What has happened at Boğaziçi University since the first days of 2021 shows once again how alive this historical heritage is. The appointment of an academic from the outside as rector of Boğaziçi University, who was a candidate for parliament from the AKP ranks in the past, and who, according to many, did not qualify for such position, the reactions following this appointment, and the way the political power responded to these reactions can be thought in this context. A university, where intellectual independence and academic merit mechanisms are alive despite everything, is faced with an open attack in front of everyone, without any rational explanation. This administrative measure, which is not surprising considering the political developments in recent years, reveals that the political authorities’ concerns about keeping universities under control continue unabated.

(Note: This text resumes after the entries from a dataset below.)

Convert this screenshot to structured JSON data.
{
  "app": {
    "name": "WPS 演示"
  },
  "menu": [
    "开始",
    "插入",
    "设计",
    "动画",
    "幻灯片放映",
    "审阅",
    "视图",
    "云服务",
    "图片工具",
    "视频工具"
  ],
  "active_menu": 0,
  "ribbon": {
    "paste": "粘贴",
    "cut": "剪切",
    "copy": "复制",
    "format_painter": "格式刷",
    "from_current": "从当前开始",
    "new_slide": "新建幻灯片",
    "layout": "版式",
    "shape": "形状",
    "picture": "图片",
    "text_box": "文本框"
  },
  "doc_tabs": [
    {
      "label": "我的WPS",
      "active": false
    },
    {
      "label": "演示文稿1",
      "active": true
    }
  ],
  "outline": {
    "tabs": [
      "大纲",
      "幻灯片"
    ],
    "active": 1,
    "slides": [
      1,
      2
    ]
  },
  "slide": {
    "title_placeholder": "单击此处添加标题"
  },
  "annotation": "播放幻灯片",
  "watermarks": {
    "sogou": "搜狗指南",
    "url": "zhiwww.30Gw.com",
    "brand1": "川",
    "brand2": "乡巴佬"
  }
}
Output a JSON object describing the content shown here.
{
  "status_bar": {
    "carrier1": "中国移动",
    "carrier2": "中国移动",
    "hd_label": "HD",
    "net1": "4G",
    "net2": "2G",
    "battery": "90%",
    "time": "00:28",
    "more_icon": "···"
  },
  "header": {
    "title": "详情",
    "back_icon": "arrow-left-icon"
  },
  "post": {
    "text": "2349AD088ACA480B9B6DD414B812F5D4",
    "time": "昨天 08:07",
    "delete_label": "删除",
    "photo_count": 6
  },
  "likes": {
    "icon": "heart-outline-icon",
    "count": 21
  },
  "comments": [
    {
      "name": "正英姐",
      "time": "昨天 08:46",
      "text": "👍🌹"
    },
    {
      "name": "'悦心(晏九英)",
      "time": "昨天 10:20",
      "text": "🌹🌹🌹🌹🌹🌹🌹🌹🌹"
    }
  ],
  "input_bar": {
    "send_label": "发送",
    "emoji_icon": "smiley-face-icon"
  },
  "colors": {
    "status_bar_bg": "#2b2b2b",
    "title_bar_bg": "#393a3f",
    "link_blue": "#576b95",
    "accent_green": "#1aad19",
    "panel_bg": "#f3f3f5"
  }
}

When we take a closer look at this last intervention against Boğaziçi University, and also, at the similar interventions against higher education institutions all over the country in the past, it is possible to say that the landscape before us is shaped by the intersection of two fundamental dynamics. First, just like in many authoritarian populist political regimes all over the world, the AKP, in its own management rationale, sees it as a necessity to occlude the limited areas of freedom that universities have been able to build over the years and in fact in a very fragile way, through the “authentic nation” and “alienated elites” duality made up again by the AKP. Sharing the administrative staff of universities within a narrow circle brings about the dismantlement

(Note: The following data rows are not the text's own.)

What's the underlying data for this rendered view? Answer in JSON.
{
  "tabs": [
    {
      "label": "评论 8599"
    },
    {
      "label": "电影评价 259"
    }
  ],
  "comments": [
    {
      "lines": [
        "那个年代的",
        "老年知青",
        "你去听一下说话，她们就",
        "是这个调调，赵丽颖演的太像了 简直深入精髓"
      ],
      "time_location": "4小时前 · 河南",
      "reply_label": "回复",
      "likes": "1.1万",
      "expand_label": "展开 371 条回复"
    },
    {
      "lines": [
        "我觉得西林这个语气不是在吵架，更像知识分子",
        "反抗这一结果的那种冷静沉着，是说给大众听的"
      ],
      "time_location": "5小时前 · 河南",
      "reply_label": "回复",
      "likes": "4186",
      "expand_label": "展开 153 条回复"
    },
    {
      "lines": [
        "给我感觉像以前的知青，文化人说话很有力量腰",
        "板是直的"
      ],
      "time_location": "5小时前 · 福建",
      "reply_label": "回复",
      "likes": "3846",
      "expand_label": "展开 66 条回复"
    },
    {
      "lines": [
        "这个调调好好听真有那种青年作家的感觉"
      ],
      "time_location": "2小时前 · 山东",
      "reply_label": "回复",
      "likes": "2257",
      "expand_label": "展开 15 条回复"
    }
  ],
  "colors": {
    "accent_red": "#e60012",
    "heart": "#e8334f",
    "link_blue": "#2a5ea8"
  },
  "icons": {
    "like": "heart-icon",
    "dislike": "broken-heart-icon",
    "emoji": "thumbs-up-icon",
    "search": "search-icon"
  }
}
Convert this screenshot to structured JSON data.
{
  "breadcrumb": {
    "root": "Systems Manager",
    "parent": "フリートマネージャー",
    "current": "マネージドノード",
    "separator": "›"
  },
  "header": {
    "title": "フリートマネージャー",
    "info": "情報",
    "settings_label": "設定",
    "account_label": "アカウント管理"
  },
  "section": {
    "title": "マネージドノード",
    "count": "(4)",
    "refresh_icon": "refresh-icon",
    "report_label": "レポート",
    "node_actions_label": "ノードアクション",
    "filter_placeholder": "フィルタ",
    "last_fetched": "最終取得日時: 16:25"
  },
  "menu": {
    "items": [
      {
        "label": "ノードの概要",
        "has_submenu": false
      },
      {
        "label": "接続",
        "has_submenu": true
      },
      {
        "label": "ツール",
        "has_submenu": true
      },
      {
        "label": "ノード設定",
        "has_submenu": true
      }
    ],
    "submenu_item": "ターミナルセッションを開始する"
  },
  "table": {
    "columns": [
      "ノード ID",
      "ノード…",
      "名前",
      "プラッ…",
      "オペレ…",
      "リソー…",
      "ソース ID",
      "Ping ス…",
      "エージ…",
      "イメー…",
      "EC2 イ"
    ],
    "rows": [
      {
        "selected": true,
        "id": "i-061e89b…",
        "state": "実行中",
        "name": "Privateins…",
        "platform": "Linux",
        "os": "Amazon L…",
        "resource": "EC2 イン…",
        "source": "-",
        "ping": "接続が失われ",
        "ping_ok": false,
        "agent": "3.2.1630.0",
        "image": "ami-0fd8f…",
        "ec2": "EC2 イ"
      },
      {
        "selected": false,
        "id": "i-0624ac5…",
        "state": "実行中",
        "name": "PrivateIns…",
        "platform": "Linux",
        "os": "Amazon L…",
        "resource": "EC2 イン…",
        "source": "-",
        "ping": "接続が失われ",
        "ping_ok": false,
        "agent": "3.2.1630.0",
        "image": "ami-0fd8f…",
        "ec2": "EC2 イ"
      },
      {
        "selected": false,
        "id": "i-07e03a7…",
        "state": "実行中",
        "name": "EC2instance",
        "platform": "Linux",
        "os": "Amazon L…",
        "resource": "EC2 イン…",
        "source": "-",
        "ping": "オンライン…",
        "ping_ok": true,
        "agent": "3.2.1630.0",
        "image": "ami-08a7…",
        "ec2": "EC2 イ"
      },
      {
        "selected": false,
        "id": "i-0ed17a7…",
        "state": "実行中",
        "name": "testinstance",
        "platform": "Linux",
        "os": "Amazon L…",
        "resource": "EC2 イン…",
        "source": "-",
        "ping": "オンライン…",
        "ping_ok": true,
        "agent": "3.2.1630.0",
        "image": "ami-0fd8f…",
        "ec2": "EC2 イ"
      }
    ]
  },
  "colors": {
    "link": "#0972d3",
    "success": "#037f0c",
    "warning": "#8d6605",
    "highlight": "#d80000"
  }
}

of academic freedoms further. Moreover, it is also conceived as a critical moment to construct envisioned cultural hegemony on a larger scale. With Boğaziçi University, it is apparent once again, perhaps more evident than ever before, that such intervention does not have a constructive effect in the desired sense, but on the contrary, it brutally abolishes the existing academic norms and conventions, albeit limited. A second dynamic, which is intertwined with the first at times and moving in the opposite direction at other times, is the neoliberalization process of higher education, which we also trace on a global scale. This process, which includes a series of intertwined themes from the marketization of educational activities to the gradual evolution of the management logic of academic institutions into the corporate logic, is certainly not unique to today and here. Moreover, to what extent and in what ways the dynamics of authoritarianism and neoliberalization work together is a question with no explicit answer.

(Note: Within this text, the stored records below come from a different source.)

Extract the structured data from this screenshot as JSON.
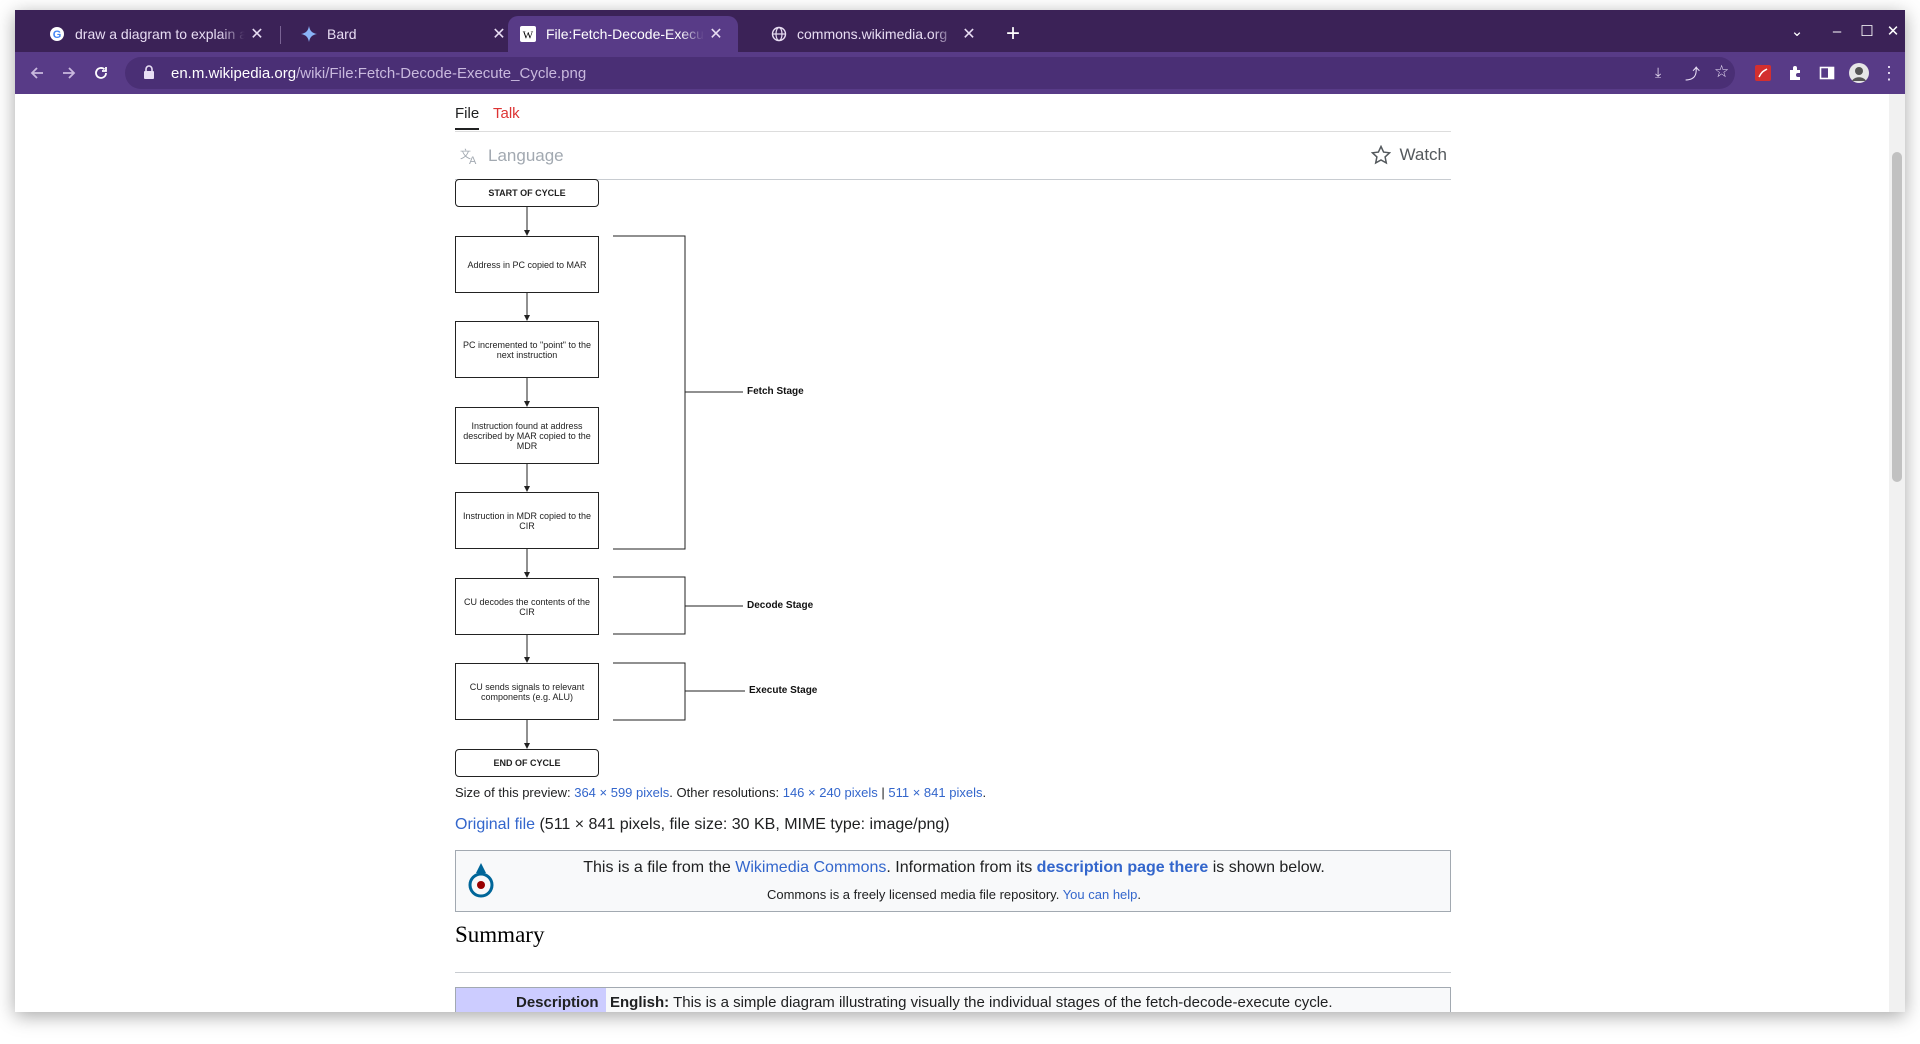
{
  "browser": {
    "tabs": [
      {
        "title": "draw a diagram to explain a",
        "favicon": "google-icon",
        "active": false
      },
      {
        "title": "Bard",
        "favicon": "bard-sparkle-icon",
        "active": false
      },
      {
        "title": "File:Fetch-Decode-Execute C",
        "favicon": "wikipedia-icon",
        "active": true
      },
      {
        "title": "commons.wikimedia.org",
        "favicon": "globe-icon",
        "active": false
      }
    ],
    "url_host": "en.m.wikipedia.org",
    "url_path": "/wiki/File:Fetch-Decode-Execute_Cycle.png",
    "accent": "#583b87",
    "tabstrip_color": "#3b2257"
  },
  "page": {
    "tabs": {
      "file": "File",
      "talk": "Talk"
    },
    "language": "Language",
    "watch": "Watch",
    "diagram": {
      "start": "START OF CYCLE",
      "steps": [
        "Address in PC copied to MAR",
        "PC incremented to \"point\" to the next instruction",
        "Instruction found at address described by MAR copied to the MDR",
        "Instruction in MDR copied to the CIR",
        "CU decodes the contents of the CIR",
        "CU sends signals to relevant components (e.g. ALU)"
      ],
      "end": "END OF CYCLE",
      "stages": {
        "fetch": "Fetch Stage",
        "decode": "Decode Stage",
        "execute": "Execute Stage"
      }
    },
    "preview": {
      "prefix": "Size of this preview: ",
      "size_link": "364 × 599 pixels",
      "other": ". Other resolutions: ",
      "res1": "146 × 240 pixels",
      "sep": " | ",
      "res2": "511 × 841 pixels",
      "end": "."
    },
    "original": {
      "link": "Original file",
      "details": " (511 × 841 pixels, file size: 30 KB, MIME type: image/png)"
    },
    "commons": {
      "l1_a": "This is a file from the ",
      "l1_link": "Wikimedia Commons",
      "l1_b": ". Information from its ",
      "l1_link2": "description page there",
      "l1_c": " is shown below.",
      "l2_a": "Commons is a freely licensed media file repository. ",
      "l2_link": "You can help",
      "l2_b": "."
    },
    "summary_heading": "Summary",
    "description": {
      "header": "Description",
      "lang": "English:",
      "text": " This is a simple diagram illustrating visually the individual stages of the fetch-decode-execute cycle."
    }
  }
}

In this issue of saha, we precisely take it from this question and try to focus on the last cross-section of the Turkish universities’ journey. Our intention is to understand where the university comes from and where it is destined to, with reference to the interventions against Boğaziçi University, and more importantly, with the inspiration of the solidarity and creativity generated by the resistance to these interventions. Eventually, we hope that studying the transformation of the state-citizen relationship through university as an ecosystem of institutions, ideas and relations will open new ways of thinking and acting.